Am I an alarmist? To some extent, but while the CDC (Center for Disease Control), Fox News, ABC news, and the many medical professionals tout the safety protocols and literally “poo-poo” the dangers of this small, DNA-packed protein shell, consider this . . . the Ebolavirus ranges in size from 80 nanometers to about 800 nanometers. These distances mean nothing to the average Joe and are generally not understood well by most doctors. Compare it with a human hair that is 80,000 to 100,000 nanometers thick. In other words, if the diameter of the Earth is one meter, a nanometer would be the width of a single marble. Viruses are so small, they pass through porcelain filters used to remove bacteria from solutions. This is very small and we, as a species, are arrogant enough to believe we can control it.
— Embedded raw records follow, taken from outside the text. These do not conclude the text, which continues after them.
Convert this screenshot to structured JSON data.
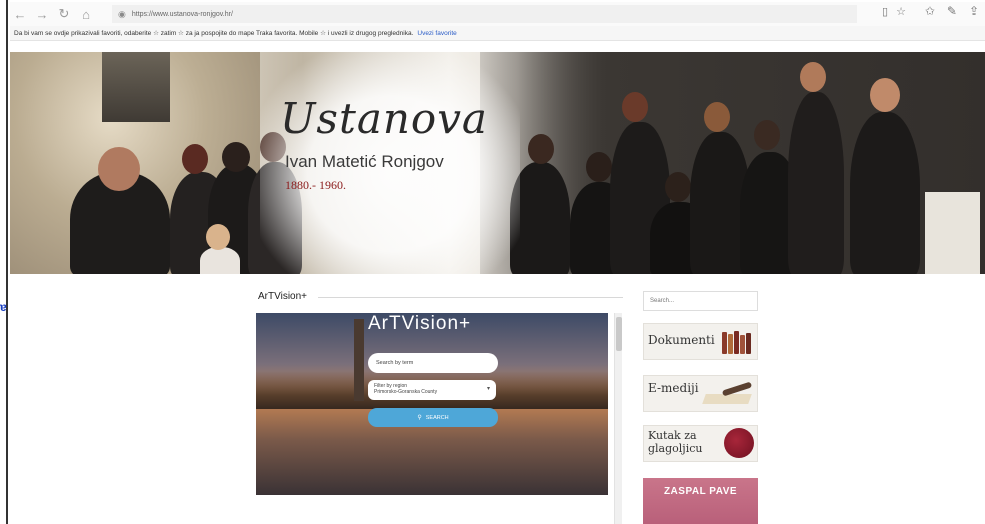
{
  "browser": {
    "url": "https://www.ustanova-ronjgov.hr/",
    "favorites_prompt": "Da bi vam se ovdje prikazivali favoriti, odaberite  ☆  zatim ☆ za ja pospojite do mape Traka favorita. Mobile ☆ i uvezli iz drugog preglednika.",
    "favorites_link": "Uvezi favorite"
  },
  "hero": {
    "title": "Ustanova",
    "subtitle": "Ivan Matetić Ronjgov",
    "years": "1880.- 1960."
  },
  "main": {
    "section_title": "ArTVision+",
    "panel_title": "ArTVision+",
    "search_placeholder": "Search by term",
    "region_label": "Filter by region",
    "region_value": "Primorsko-Goranska County",
    "search_button": "SEARCH"
  },
  "sidebar": {
    "search_placeholder": "Search...",
    "widgets": [
      {
        "label": "Dokumenti",
        "icon": "books-icon"
      },
      {
        "label": "E-mediji",
        "icon": "quill-icon"
      },
      {
        "label": "Kutak za glagoljicu",
        "line1": "Kutak za",
        "line2": "glagoljicu",
        "icon": "seal-icon"
      }
    ],
    "promo": "ZASPAL PAVE"
  },
  "colors": {
    "accent_red": "#8b1a1a",
    "button_blue": "#4ea7d8",
    "promo_pink": "#c9758a"
  }
}
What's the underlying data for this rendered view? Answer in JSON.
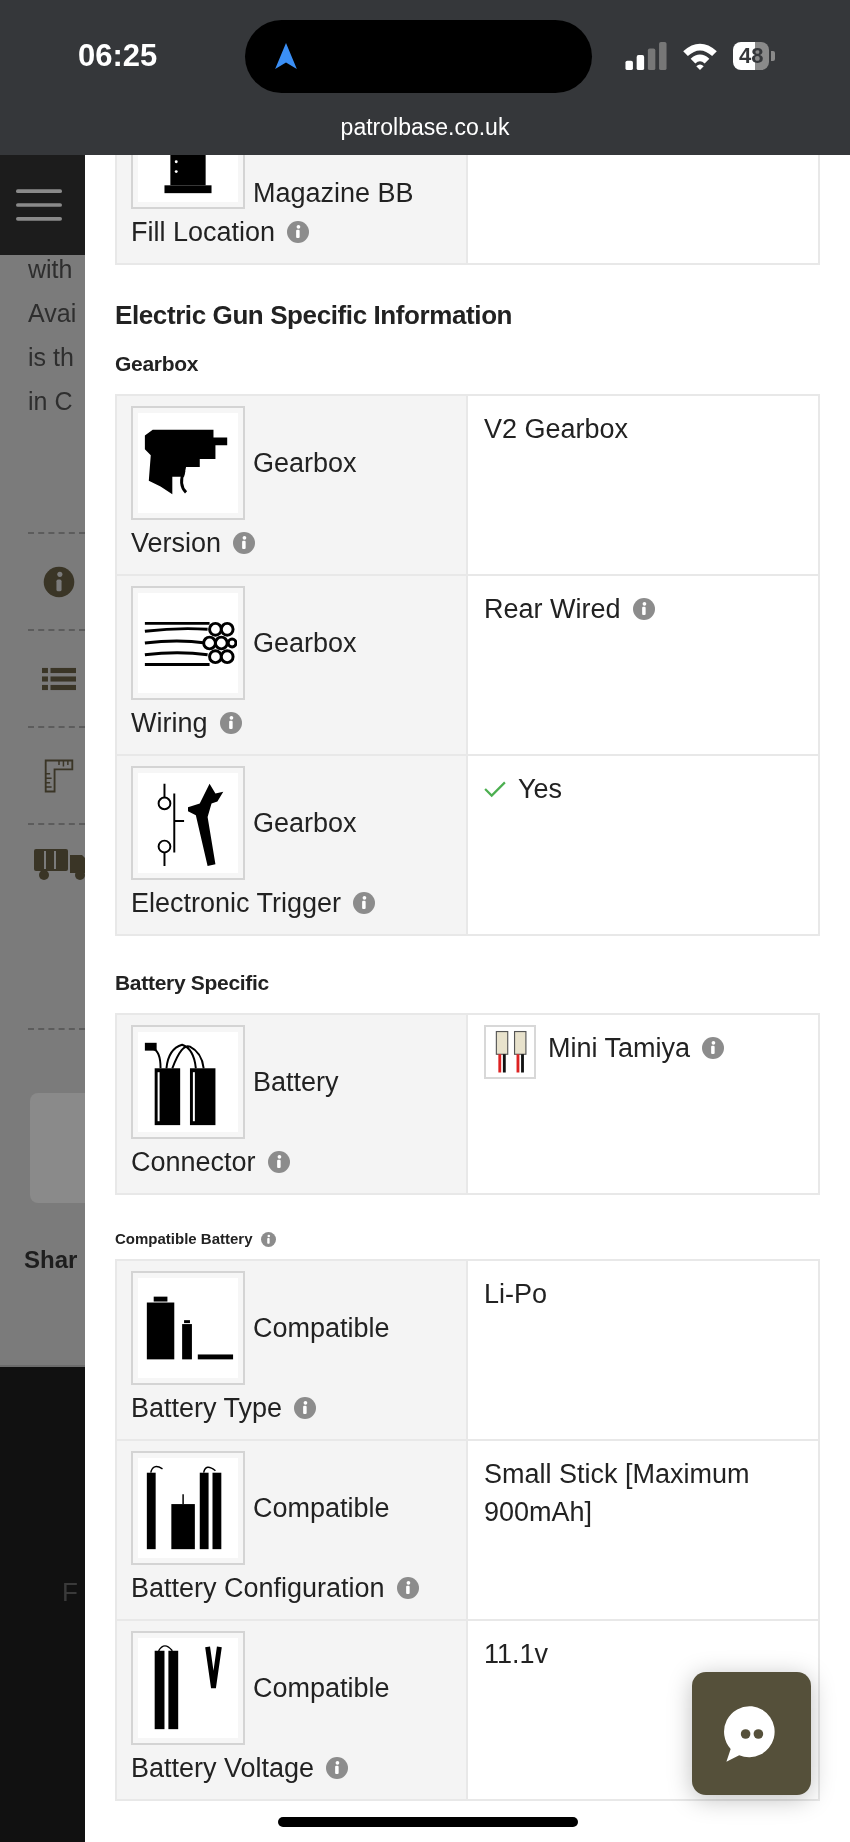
{
  "status_bar": {
    "time": "06:25",
    "battery": "48"
  },
  "address_bar": {
    "url": "patrolbase.co.uk"
  },
  "background_page": {
    "text_lines": [
      "with",
      "Avai",
      "is th",
      "in C"
    ],
    "share_heading": "Shar",
    "footer_text": "F"
  },
  "modal": {
    "blocks": [
      {
        "kind": "table",
        "rows": [
          {
            "kind": "magazine",
            "caption": "Magazine BB",
            "label": "Fill Location"
          }
        ]
      },
      {
        "kind": "title",
        "text": "Electric Gun Specific Information"
      },
      {
        "kind": "subtitle",
        "text": "Gearbox"
      },
      {
        "kind": "table",
        "rows": [
          {
            "kind": "gearbox",
            "caption": "Gearbox",
            "label": "Version",
            "value": "V2 Gearbox",
            "value_info": false,
            "checked": false
          },
          {
            "kind": "wiring",
            "caption": "Gearbox",
            "label": "Wiring",
            "value": "Rear Wired",
            "value_info": true,
            "checked": false
          },
          {
            "kind": "trigger",
            "caption": "Gearbox",
            "label": "Electronic Trigger",
            "value": "Yes",
            "value_info": false,
            "checked": true
          }
        ]
      },
      {
        "kind": "subtitle",
        "text": "Battery Specific"
      },
      {
        "kind": "table",
        "rows": [
          {
            "kind": "battery_connector",
            "caption": "Battery",
            "label": "Connector",
            "value": "Mini Tamiya",
            "value_image": true,
            "value_info": true
          }
        ]
      },
      {
        "kind": "small_subtitle",
        "text": "Compatible Battery"
      },
      {
        "kind": "table",
        "rows": [
          {
            "kind": "battery_type",
            "caption": "Compatible",
            "label": "Battery Type",
            "value": "Li-Po",
            "value_info": false
          },
          {
            "kind": "battery_config",
            "caption": "Compatible",
            "label": "Battery Configuration",
            "value": "Small Stick [Maximum 900mAh]",
            "value_info": false
          },
          {
            "kind": "battery_voltage",
            "caption": "Compatible",
            "label": "Battery Voltage",
            "value": "11.1v",
            "value_info": false
          }
        ]
      }
    ]
  }
}
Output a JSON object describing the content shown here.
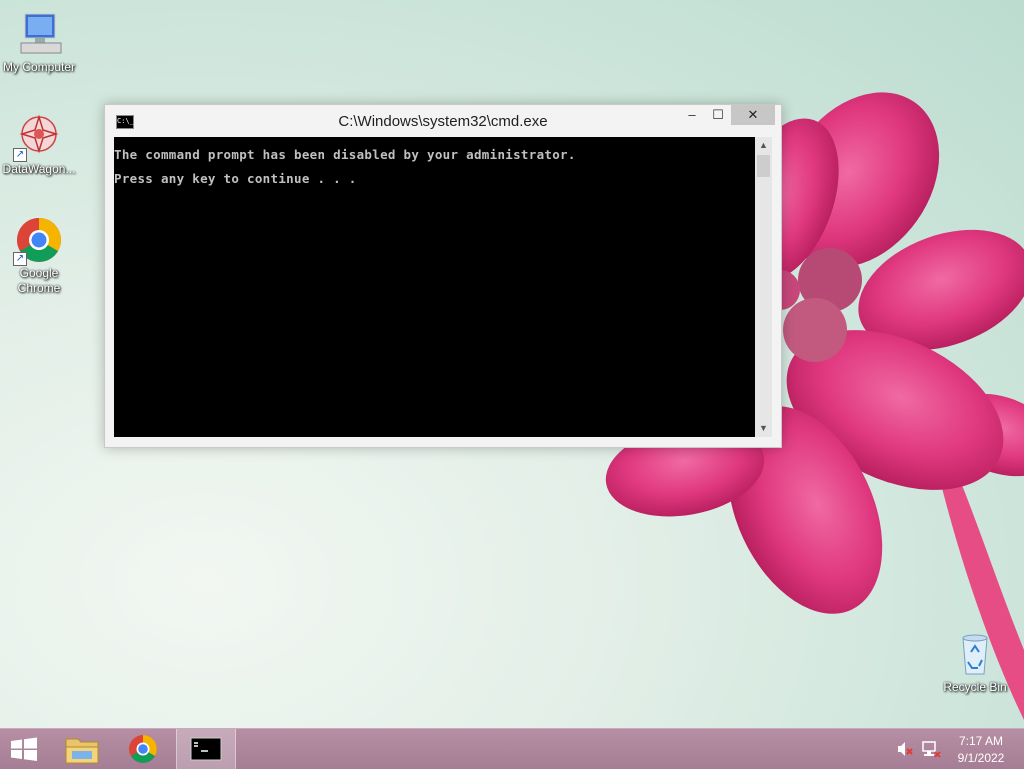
{
  "desktop": {
    "icons": [
      {
        "label": "My Computer"
      },
      {
        "label": "DataWagon..."
      },
      {
        "label": "Google Chrome"
      },
      {
        "label": "Recycle Bin"
      }
    ]
  },
  "cmd_window": {
    "title": "C:\\Windows\\system32\\cmd.exe",
    "icon_text": "C:\\_",
    "console_lines": [
      "The command prompt has been disabled by your administrator.",
      "Press any key to continue . . ."
    ],
    "buttons": {
      "minimize": "–",
      "maximize": "☐",
      "close": "✕"
    }
  },
  "taskbar": {
    "pinned": [
      "start",
      "file-explorer",
      "google-chrome",
      "command-prompt"
    ],
    "tray": {
      "sound": "muted",
      "network": "disconnected"
    },
    "clock": {
      "time": "7:17 AM",
      "date": "9/1/2022"
    }
  },
  "colors": {
    "taskbar": "#a98299",
    "console_bg": "#000000",
    "console_text": "#c0c0c0",
    "flower": "#e0387f"
  }
}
Ebola Virus Disease, or EVD, is caused by four (4) different viruses in the Ebolavirus genus. But to understand what a virus really is other than a very small “something-or-other,” think about a thing that is neither living nor dead, that invades cells and multiplies until it destroys the cell. It parades from one cell to the next, destroying, multiplying, destroying and multiplying until it literally runs out of cells to infect or kills its host. No living thing is immune– plant, animal or bacterium– and it is the upholstery of science fiction.
Described by biologists as an “organism at the edge of life,” a virus is a ball of nucleic acid surrounded by a protein shell, or capsid. Imagine a walnut shell with legs. But our little “agent” is not stupid . . . even though it can’t reproduce without infecting a host (thus failing the test of a living thing), it’s much smarter than a walnut. A DNA time bomb, these miniscule guys can figure out a thousand ways to Sunday to mutate and become a different virus. Being the driving force for diseases from the common cold to all cancers, they are all but impossible to defeat.
With no known vaccine or effective medical treatment, the medical professionals and media statements that “it’s not very contagious, because it’s not airborne,” is ridiculous. Transferred by touch, bodily fluids and the dead, Ebola need not be airborne for a dandy road trip, and now with four (4) deadly variations of the disease, it’s only a matter of time before it mutates to something else, perhaps a successful airborne pathogen.
We, as a species, are confident that science and technology will save the day. Hopefully the words of Jeff Blum’s character, the chaos mathematician Malcolm, will never come true, “Nature will find a way.”
Welcome to Jurassic Park!